prevention candidates, and at 16 months 63% of candidates, indicated
they had seen or heard the program messages in their community or
Now, as the Ask About Aspirin team attempts to take the initiative
statewide in Minnesota, several aspirin-related practice tools are
being made available free of charge. These include a short "state of
the art" web-based CME accredited learning module, a patient
brochure, an electronic health record tool, and a clinician information
sheet. Aspirin rates for the primary prevention of cardiovascular
disease in Minnesota remain low, but a combined public health and
primary care approach, through the delivery of a community-based
intervention, may offer an effective and relatively rapid means to
increase and sustain aspirin use rates for primary prevention.
ACUPUNCTURE AND TENNIS ELBOW About tennis elbow Tennis elbow (lateral epicondylitis) is characterised by pain and tenderness over the lateral epicondyle of the humerus. In the UK, the annual incidence of lateral elbow pain in general practice is around 4/1000 to 7/1000 people.(Hamilton 1986) It is most common in people aged between 40 and 50 years (Allander 1974); for example, the incidence is as much as 10% in women aged 42 to 46 years.(Chard 1989; Verhaar 1994)

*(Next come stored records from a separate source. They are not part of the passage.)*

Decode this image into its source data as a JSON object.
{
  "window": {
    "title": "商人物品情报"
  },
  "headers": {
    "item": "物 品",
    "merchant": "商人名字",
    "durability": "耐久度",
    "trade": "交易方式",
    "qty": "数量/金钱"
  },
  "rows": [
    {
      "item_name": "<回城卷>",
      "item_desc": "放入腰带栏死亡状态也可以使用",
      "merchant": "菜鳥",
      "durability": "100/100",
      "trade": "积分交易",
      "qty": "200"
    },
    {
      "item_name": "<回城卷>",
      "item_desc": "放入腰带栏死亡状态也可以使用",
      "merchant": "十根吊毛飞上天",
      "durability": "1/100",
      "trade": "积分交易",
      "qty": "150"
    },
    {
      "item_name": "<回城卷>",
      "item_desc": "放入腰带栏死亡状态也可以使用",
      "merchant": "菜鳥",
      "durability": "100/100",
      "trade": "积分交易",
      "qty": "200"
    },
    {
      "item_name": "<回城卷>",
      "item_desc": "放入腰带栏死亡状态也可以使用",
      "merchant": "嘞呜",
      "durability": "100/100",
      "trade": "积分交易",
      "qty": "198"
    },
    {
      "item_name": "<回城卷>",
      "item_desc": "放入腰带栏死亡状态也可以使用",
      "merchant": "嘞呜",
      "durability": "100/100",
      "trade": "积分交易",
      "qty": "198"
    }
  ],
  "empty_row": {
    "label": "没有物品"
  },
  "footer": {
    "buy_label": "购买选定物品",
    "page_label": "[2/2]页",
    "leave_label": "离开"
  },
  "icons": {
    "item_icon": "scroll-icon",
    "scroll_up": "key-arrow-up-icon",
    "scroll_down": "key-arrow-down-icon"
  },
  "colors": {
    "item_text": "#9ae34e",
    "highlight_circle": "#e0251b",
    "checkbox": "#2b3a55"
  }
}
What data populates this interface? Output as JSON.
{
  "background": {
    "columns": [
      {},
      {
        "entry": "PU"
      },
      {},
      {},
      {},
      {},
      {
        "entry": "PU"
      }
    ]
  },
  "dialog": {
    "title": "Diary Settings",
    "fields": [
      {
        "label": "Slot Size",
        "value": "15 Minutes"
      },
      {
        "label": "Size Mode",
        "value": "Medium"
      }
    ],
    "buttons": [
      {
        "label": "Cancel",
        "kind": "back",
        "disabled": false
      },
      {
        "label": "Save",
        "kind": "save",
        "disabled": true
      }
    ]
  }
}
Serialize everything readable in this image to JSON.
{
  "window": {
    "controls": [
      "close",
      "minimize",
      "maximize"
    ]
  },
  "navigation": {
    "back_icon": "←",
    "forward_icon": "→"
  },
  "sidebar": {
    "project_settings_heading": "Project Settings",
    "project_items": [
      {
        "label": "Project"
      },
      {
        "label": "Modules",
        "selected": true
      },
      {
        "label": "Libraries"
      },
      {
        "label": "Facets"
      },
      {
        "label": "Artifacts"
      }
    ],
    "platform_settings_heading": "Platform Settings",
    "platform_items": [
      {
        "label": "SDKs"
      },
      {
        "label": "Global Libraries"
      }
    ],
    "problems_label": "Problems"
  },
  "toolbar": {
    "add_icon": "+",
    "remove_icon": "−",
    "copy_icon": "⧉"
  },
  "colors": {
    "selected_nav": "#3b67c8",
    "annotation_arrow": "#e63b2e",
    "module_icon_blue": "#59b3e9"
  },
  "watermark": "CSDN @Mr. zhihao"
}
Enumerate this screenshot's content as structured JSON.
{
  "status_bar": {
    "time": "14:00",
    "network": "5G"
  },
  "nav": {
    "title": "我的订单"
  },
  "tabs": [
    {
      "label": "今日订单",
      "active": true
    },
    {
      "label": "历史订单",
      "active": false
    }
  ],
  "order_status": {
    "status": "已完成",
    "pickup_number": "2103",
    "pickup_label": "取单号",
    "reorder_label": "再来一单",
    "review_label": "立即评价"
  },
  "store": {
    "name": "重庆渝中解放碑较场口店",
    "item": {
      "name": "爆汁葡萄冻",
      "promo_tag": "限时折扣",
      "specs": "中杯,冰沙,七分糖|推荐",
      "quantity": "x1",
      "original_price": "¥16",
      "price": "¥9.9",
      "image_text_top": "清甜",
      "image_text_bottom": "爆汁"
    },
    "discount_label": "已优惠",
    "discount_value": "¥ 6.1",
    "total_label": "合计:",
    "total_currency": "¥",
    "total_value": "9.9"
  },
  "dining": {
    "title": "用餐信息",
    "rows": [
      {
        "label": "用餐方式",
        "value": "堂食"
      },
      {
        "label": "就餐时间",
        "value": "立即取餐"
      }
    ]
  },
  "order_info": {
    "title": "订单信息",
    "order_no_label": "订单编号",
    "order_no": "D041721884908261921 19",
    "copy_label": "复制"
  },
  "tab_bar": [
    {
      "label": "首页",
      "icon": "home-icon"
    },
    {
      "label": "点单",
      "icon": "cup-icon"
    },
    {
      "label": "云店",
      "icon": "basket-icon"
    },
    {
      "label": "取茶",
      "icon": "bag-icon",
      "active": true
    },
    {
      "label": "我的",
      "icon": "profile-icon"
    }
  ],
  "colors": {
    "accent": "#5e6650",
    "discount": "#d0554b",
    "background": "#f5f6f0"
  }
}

Anova Health Institute, November 2013 Recommended Citation: McIntyre, J., Jobson, G., Struthers, H. De Swardt, G., Rebe, K. Rapid Assessment of HIV Prevention, Care and Treatment Programming for MSM in South Africa. Assessment Report 2013, Anova Health Institute, Johannesburg. Available at: http://www.anovahealth.co.za The Anova Health Institute acknowledges the assistance of the fol owing people in the preparation of this report: Candice Harrison-Train and Carmel Marock of Singizi Consulting, Anne Aslett and Mohamed Osman of the Elton John AID Foundation, Tim Lane, Zach Isdahl and Alex Marr of UCSF and all the respondents who so willingly contributed their expertise.